At Norseman we have two main focuses for our safety work. First is to prevent accidents and incidents from ever happening. We put a lot of effort info this. We have a very competent crew that do a great work when organizing the event every year. There are some challenges in Norseman on issues other than water temperature. For example, the roads in the area are not all very good out on the course. The race is also pretty remote, with a long way to hospitals, ambulance and rescue services.
Secondly, we need to be able to handle any incidents that do happen. To be able to handle accidents and other medical issues, we have a huge crew of medical professionals and volunteers. The Red Cross is present during the whole race, with a total crew of about 35-40 people. Then we also have doctors, nurses and paramedics following the race closely. They’re experienced in emergency and sports medicine. For me it’s important that the medical crew at Norseman can handle being outdoors in remote areas so that we can be sure that the athletes get the best possible care if anything happens.
Do you have research interests other than cold water swimming?
Yes, we do. We’ve done various projects in the past. We’ve had athletes swimming with a wetsuit in a controlled environment with 10C water, just to see how the body reacts to that. We did all kind of physiological measurements before, during and after the swim, such as looking at the effect on the heart and lungs, temperature, the effect of body fat and muscles on core temperature etc.
Then last year at Norseman we drew blood samples from lots of the athletes before the race, at the finish line and the day after the event. We were looking for specific changes in biomarkers on the heart and hydration levels. We also did a lung function test.
We’ve also been testing Olympic athletes in the qualifying phase of the Tokyo Olympics. There’s going to be a huge challenge with heat and humidity in Tokyo, so the Norwegian Olympic Training centre put on a training camp for their athletes where we did some testing. On the first day they trained in normal conditions and then on the second day they trained in “Tokyo” conditions. We had the athletes do standardised tests in a room heated to 35C and high humidity and then we did all kinds of physiological tests on them to see if there were any differences across a range of markers. We’re publishing all of these articles and we’ll be sure to share our findings with the Precision Hydration community when we’re finished.
What’s your own experience with hydration and racing? Do you race yourself?
Hydration is a huge challenge. The latest trends seems to be saying that athletes should train and race with a low hydration status. As a health care professional I know of the dangerous situations that can arise from this. There’s lots of research out there and I really encourage athletes to follow the best researched guidelines such as those preached by PH.

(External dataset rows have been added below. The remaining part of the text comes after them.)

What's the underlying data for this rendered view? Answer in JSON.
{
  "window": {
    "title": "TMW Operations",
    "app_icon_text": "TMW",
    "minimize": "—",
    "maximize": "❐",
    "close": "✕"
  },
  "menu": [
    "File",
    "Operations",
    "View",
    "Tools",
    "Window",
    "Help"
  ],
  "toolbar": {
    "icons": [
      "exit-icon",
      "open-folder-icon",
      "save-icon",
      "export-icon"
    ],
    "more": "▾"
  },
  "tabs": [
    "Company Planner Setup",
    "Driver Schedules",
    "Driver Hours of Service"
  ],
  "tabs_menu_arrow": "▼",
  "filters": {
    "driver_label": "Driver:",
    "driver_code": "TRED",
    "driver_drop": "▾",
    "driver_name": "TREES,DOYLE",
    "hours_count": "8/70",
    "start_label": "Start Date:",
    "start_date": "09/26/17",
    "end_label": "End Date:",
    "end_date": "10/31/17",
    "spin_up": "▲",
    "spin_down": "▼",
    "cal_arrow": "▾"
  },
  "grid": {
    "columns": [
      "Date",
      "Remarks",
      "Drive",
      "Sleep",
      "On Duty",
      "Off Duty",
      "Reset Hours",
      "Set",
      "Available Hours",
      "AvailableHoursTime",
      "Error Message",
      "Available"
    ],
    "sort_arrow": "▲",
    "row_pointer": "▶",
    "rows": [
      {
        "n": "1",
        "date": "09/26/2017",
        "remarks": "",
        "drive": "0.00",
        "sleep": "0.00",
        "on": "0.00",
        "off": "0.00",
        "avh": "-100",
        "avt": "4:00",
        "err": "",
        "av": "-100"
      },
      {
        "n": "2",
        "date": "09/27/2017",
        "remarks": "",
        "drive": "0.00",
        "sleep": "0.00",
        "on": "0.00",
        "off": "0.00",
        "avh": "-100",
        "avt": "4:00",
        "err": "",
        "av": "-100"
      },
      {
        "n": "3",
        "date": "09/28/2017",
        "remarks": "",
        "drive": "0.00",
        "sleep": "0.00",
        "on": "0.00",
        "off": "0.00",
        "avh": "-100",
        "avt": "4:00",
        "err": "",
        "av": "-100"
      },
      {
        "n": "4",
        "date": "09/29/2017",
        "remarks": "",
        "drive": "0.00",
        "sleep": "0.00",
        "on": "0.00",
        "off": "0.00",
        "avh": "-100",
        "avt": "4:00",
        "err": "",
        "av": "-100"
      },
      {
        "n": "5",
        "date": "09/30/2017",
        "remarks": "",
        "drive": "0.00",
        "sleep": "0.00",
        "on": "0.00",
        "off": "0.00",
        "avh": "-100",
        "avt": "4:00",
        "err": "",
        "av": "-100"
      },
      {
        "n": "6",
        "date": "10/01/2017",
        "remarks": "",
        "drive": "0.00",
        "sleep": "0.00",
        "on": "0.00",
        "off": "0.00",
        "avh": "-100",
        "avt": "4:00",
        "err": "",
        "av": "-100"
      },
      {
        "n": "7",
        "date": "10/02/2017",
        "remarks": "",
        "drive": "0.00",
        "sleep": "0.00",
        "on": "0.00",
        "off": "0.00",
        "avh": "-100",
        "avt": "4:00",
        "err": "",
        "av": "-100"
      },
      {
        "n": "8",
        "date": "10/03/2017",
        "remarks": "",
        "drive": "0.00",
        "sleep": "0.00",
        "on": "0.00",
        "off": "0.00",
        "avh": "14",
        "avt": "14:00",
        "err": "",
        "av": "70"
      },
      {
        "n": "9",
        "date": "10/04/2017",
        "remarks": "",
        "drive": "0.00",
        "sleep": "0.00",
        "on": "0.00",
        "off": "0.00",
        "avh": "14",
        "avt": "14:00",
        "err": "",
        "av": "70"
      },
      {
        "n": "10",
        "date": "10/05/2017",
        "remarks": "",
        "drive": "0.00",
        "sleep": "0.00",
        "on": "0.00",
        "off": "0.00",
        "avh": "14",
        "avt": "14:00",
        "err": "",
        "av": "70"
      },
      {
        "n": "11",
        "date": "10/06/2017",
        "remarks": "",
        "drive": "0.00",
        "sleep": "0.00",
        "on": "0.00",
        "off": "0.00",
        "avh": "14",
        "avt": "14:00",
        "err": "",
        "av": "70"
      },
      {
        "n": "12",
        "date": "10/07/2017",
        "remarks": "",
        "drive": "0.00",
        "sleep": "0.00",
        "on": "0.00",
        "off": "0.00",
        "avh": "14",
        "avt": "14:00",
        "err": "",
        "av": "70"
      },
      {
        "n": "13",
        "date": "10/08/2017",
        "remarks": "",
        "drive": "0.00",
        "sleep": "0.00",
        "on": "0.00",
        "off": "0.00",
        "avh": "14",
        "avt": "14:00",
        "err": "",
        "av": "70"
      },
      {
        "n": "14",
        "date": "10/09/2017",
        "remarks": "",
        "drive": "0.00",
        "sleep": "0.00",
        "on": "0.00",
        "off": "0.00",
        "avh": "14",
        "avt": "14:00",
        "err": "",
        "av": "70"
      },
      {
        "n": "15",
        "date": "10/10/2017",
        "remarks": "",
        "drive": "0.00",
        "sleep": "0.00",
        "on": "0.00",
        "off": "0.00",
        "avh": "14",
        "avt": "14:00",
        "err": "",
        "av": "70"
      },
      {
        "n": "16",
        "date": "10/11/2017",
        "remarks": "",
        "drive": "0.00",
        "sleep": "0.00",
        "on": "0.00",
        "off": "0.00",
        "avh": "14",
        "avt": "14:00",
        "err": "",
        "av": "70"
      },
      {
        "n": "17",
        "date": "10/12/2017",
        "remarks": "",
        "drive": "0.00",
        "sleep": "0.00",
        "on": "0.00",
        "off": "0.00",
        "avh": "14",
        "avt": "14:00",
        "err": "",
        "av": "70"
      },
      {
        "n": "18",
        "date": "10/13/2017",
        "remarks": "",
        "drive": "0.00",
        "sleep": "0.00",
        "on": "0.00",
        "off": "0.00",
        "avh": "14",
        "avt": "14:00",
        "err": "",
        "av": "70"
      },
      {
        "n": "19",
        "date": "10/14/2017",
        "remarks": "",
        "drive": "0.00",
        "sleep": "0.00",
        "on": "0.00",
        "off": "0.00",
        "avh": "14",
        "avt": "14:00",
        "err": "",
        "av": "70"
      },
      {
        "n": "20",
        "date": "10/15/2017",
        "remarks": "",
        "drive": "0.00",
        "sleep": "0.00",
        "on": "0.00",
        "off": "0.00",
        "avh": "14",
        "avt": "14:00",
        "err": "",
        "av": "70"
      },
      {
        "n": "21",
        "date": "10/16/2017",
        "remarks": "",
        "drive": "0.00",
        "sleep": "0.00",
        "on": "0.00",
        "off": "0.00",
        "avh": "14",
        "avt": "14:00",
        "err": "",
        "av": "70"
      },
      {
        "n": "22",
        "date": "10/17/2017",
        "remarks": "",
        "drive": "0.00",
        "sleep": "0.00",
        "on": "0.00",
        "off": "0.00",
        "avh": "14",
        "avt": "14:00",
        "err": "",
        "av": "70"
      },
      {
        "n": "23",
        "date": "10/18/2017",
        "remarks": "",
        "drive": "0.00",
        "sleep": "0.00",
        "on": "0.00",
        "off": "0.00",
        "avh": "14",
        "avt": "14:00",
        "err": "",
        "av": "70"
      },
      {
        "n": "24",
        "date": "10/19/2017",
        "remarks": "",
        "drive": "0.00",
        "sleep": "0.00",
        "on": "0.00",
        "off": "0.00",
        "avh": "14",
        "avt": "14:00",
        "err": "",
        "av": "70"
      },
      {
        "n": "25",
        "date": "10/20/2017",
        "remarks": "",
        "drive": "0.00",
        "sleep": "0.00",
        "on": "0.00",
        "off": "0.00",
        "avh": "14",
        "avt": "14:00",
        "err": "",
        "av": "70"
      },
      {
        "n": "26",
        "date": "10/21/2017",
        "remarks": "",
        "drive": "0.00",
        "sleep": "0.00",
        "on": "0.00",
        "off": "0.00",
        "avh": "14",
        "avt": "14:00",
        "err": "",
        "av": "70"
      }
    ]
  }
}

And, yes, I’ve done a few races myself, some of them in hot weather. I’ve raced Ironman Nice 3 times and Ironman Cozumel twice. Of course, I used electrolyte tablets diluted in my water during the races to hydrate properly.
What might your research mean for athletes looking to improve their performance?
First and foremost, we think this can have a real impact on safety for athletes racing in extreme conditions like at ÖtillÖ and Norseman. That’s the most important thing for us, our main goal is to help organisers make their races as safe as possible.
Secondly, we think that temperature regulation, hydration, and other physiological factors influencing athletes’ bodies are very important for athletes of all levels. Triathlon and Swimrun are such specialised sports that there’s a major need for research with focus on the specific challenges posed in those races. There’s a lot of things we don’t know yet. We hope to be able to help athletes prepare better for competitions in both hot and cold weather.